The first author’s name should be reversed, with a comma being placed after the last name and a period after the first name (or any middle name). If the article was published online, you may choose to include the web address of the page, but only when the reader needs the URL to access the page or otherwise required by your professor. For an article written by two or more authors, list them in order as they appear in the newspaper. Users are more likely to find an article now by searching titles or author names. “Steelers win Super Bowl XLIII.” Pittsburgh Post-Gazette 2 Feb. Otherwise, separate the section name from the page numbers by placing a comma after the date (or edition, if available), including the abbreviation “sec.” and then section name, and following it with a colon and the page number(s). “Steelers win Super Bowl XLIII.” Pittsburgh Post-Gazette 2 Feb.
About This Collection: Read history as it was happening in more than 3 million pages from over 200 different newspapers across the US, U. The full-text index and Advanced Image Viewer deliver highlighted search hits on every page.

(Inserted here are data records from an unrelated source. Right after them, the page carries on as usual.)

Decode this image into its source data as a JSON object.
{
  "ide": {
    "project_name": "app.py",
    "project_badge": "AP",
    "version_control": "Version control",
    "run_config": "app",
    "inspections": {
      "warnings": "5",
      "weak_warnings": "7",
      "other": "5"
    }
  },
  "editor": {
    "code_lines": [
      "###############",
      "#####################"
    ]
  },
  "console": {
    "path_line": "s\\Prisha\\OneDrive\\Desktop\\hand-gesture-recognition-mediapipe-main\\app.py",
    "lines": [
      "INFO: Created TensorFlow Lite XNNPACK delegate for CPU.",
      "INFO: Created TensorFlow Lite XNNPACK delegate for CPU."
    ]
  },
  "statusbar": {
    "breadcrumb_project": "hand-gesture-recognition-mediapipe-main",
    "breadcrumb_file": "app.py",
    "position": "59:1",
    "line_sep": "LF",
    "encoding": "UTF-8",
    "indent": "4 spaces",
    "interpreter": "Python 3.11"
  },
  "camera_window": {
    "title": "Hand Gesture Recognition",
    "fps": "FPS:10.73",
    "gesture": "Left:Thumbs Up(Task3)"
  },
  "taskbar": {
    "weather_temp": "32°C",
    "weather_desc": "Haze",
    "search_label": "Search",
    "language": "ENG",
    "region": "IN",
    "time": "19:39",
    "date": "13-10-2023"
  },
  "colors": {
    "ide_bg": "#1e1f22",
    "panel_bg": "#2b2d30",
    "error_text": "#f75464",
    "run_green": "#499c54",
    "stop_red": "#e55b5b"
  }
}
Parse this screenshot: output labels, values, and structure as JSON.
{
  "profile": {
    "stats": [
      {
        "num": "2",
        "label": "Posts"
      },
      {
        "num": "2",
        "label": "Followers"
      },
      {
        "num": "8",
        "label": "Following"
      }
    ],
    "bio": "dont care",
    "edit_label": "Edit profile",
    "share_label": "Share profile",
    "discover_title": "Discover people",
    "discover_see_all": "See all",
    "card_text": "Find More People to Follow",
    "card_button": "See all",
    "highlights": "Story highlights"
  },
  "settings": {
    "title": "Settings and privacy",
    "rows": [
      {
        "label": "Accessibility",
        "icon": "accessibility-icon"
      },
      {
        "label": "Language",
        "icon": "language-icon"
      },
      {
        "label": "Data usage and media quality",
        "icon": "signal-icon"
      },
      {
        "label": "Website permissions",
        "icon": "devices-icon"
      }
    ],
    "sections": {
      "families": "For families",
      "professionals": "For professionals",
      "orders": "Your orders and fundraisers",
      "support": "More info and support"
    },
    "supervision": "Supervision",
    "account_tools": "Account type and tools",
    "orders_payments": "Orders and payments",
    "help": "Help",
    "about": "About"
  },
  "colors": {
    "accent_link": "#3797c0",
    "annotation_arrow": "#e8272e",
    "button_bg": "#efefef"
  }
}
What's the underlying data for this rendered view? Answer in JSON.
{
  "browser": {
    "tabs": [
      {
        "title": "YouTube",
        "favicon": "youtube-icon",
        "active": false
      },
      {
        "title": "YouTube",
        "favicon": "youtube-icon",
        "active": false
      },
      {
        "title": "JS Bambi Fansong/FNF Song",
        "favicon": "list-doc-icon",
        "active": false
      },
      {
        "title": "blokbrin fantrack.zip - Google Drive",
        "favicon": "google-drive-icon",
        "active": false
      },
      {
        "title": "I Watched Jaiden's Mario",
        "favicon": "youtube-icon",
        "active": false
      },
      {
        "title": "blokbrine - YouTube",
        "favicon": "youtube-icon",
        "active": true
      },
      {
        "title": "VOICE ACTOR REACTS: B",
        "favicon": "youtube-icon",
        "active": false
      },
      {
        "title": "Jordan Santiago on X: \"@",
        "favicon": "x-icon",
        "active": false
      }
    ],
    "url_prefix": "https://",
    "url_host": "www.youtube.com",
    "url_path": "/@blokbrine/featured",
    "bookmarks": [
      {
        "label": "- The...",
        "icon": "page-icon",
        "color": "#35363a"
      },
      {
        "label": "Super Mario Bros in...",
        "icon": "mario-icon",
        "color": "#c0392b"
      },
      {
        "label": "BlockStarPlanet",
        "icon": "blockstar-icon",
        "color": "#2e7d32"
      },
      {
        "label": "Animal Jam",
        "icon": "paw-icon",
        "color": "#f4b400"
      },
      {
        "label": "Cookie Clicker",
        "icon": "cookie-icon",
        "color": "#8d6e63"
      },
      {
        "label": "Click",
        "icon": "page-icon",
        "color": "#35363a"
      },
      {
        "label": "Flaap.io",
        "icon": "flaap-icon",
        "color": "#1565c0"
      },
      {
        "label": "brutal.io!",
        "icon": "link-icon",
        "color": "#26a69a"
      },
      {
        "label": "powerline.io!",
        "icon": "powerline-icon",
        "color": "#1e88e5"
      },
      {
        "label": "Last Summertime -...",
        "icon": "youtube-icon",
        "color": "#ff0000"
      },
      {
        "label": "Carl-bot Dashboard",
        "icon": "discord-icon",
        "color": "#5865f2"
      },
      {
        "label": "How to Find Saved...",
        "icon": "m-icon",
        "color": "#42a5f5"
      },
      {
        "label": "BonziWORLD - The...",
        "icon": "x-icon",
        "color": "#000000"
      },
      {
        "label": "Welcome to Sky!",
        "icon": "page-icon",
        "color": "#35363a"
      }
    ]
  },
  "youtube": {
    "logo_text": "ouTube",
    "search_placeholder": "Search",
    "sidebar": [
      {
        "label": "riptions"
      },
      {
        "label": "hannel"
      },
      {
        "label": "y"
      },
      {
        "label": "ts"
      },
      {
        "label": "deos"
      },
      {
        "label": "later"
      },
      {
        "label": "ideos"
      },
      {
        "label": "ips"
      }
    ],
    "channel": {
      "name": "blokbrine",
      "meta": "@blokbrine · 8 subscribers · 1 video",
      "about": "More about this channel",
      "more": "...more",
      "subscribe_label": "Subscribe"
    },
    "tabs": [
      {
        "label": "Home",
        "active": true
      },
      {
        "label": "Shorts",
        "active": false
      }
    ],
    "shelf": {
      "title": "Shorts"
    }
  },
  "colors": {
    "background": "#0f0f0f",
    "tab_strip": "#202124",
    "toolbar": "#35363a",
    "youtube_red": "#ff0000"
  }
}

You will find many marriages, deaths, obits and happenings in these articles which are not found elsewhere.
These are extracted from 1890 through 1930's newspapers in hopes it will help genealogists find people in Texas during that time when there was not a census available.
These are valuable genealogy materials as they contain marriage and death notices from the entire state of Texas. They contain places, events and people across the state of Texas.
The extracts contained here are from the year 1893.
Cite all inclusive page numbers – if the article spans pages that are not consecutive, cite only the first page, followed by a plus sign. “Steelers win Super Bowl XLIII.” Pittsburgh Post-Gazette 2 Feb. For an article found in a database, cite it the same way you would an article published online: cite the medium as “Web” and place the database name in the same location as the website name.